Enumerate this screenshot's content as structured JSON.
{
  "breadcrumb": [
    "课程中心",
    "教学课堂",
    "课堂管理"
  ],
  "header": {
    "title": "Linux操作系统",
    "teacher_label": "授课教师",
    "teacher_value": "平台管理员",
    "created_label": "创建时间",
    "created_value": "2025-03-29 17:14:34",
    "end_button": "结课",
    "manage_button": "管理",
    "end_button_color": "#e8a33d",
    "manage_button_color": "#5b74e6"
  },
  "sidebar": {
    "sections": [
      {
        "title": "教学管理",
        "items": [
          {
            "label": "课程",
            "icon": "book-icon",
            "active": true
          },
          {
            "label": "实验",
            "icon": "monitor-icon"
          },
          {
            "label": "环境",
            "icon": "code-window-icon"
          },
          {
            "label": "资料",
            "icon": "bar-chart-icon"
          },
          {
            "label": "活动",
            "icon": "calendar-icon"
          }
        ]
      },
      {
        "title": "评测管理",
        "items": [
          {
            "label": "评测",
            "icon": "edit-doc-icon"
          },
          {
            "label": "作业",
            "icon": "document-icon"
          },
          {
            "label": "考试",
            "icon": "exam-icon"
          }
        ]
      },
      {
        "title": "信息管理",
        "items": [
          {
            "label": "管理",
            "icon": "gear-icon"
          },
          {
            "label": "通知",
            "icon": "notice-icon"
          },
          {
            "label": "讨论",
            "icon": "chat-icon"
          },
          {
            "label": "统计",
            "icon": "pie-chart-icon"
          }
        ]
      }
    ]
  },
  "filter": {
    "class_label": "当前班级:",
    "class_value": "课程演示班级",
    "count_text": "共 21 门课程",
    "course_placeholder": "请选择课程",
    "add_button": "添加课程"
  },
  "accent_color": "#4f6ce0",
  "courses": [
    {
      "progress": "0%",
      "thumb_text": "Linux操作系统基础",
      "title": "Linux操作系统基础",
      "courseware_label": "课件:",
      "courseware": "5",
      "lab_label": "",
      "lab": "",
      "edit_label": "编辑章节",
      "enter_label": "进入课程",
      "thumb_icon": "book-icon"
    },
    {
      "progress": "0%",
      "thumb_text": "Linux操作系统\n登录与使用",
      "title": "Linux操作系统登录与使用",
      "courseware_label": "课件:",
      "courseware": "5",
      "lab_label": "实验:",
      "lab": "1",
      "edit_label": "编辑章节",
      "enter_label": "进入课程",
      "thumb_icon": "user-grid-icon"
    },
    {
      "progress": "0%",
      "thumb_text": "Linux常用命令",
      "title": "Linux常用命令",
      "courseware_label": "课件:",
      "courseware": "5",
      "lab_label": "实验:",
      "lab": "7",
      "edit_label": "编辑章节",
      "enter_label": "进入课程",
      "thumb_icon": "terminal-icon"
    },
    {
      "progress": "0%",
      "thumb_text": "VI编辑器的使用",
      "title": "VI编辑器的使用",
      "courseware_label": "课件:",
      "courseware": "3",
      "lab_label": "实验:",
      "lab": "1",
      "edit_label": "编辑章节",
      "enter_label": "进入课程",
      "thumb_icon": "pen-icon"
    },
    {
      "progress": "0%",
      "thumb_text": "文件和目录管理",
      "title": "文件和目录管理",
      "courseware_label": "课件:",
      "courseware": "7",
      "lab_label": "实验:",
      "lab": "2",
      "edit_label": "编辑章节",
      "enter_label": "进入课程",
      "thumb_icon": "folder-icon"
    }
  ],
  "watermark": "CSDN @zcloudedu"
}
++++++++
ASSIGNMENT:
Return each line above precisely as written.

SOLUTION TO THIS PROBLEM:
Enumerate this screenshot's content as structured JSON.
{
  "breadcrumb": [
    "课程中心",
    "教学课堂",
    "课堂管理"
  ],
  "header": {
    "title": "Linux操作系统",
    "teacher_label": "授课教师",
    "teacher_value": "平台管理员",
    "created_label": "创建时间",
    "created_value": "2025-03-29 17:14:34",
    "end_button": "结课",
    "manage_button": "管理",
    "end_button_color": "#e8a33d",
    "manage_button_color": "#5b74e6"
  },
  "sidebar": {
    "sections": [
      {
        "title": "教学管理",
        "items": [
          {
            "label": "课程",
            "icon": "book-icon",
            "active": true
          },
          {
            "label": "实验",
            "icon": "monitor-icon"
          },
          {
            "label": "环境",
            "icon": "code-window-icon"
          },
          {
            "label": "资料",
            "icon": "bar-chart-icon"
          },
          {
            "label": "活动",
            "icon": "calendar-icon"
          }
        ]
      },
      {
        "title": "评测管理",
        "items": [
          {
            "label": "评测",
            "icon": "edit-doc-icon"
          },
          {
            "label": "作业",
            "icon": "document-icon"
          },
          {
            "label": "考试",
            "icon": "exam-icon"
          }
        ]
      },
      {
        "title": "信息管理",
        "items": [
          {
            "label": "管理",
            "icon": "gear-icon"
          },
          {
            "label": "通知",
            "icon": "notice-icon"
          },
          {
            "label": "讨论",
            "icon": "chat-icon"
          },
          {
            "label": "统计",
            "icon": "pie-chart-icon"
          }
        ]
      }
    ]
  },
  "filter": {
    "class_label": "当前班级:",
    "class_value": "课程演示班级",
    "count_text": "共 21 门课程",
    "course_placeholder": "请选择课程",
    "add_button": "添加课程"
  },
  "accent_color": "#4f6ce0",
  "courses": [
    {
      "progress": "0%",
      "thumb_text": "Linux操作系统基础",
      "title": "Linux操作系统基础",
      "courseware_label": "课件:",
      "courseware": "5",
      "lab_label": "",
      "lab": "",
      "edit_label": "编辑章节",
      "enter_label": "进入课程",
      "thumb_icon": "book-icon"
    },
    {
      "progress": "0%",
      "thumb_text": "Linux操作系统\n登录与使用",
      "title": "Linux操作系统登录与使用",
      "courseware_label": "课件:",
      "courseware": "5",
      "lab_label": "实验:",
      "lab": "1",
      "edit_label": "编辑章节",
      "enter_label": "进入课程",
      "thumb_icon": "user-grid-icon"
    },
    {
      "progress": "0%",
      "thumb_text": "Linux常用命令",
      "title": "Linux常用命令",
      "courseware_label": "课件:",
      "courseware": "5",
      "lab_label": "实验:",
      "lab": "7",
      "edit_label": "编辑章节",
      "enter_label": "进入课程",
      "thumb_icon": "terminal-icon"
    },
    {
      "progress": "0%",
      "thumb_text": "VI编辑器的使用",
      "title": "VI编辑器的使用",
      "courseware_label": "课件:",
      "courseware": "3",
      "lab_label": "实验:",
      "lab": "1",
      "edit_label": "编辑章节",
      "enter_label": "进入课程",
      "thumb_icon": "pen-icon"
    },
    {
      "progress": "0%",
      "thumb_text": "文件和目录管理",
      "title": "文件和目录管理",
      "courseware_label": "课件:",
      "courseware": "7",
      "lab_label": "实验:",
      "lab": "2",
      "edit_label": "编辑章节",
      "enter_label": "进入课程",
      "thumb_icon": "folder-icon"
    }
  ],
  "watermark": "CSDN @zcloudedu"
}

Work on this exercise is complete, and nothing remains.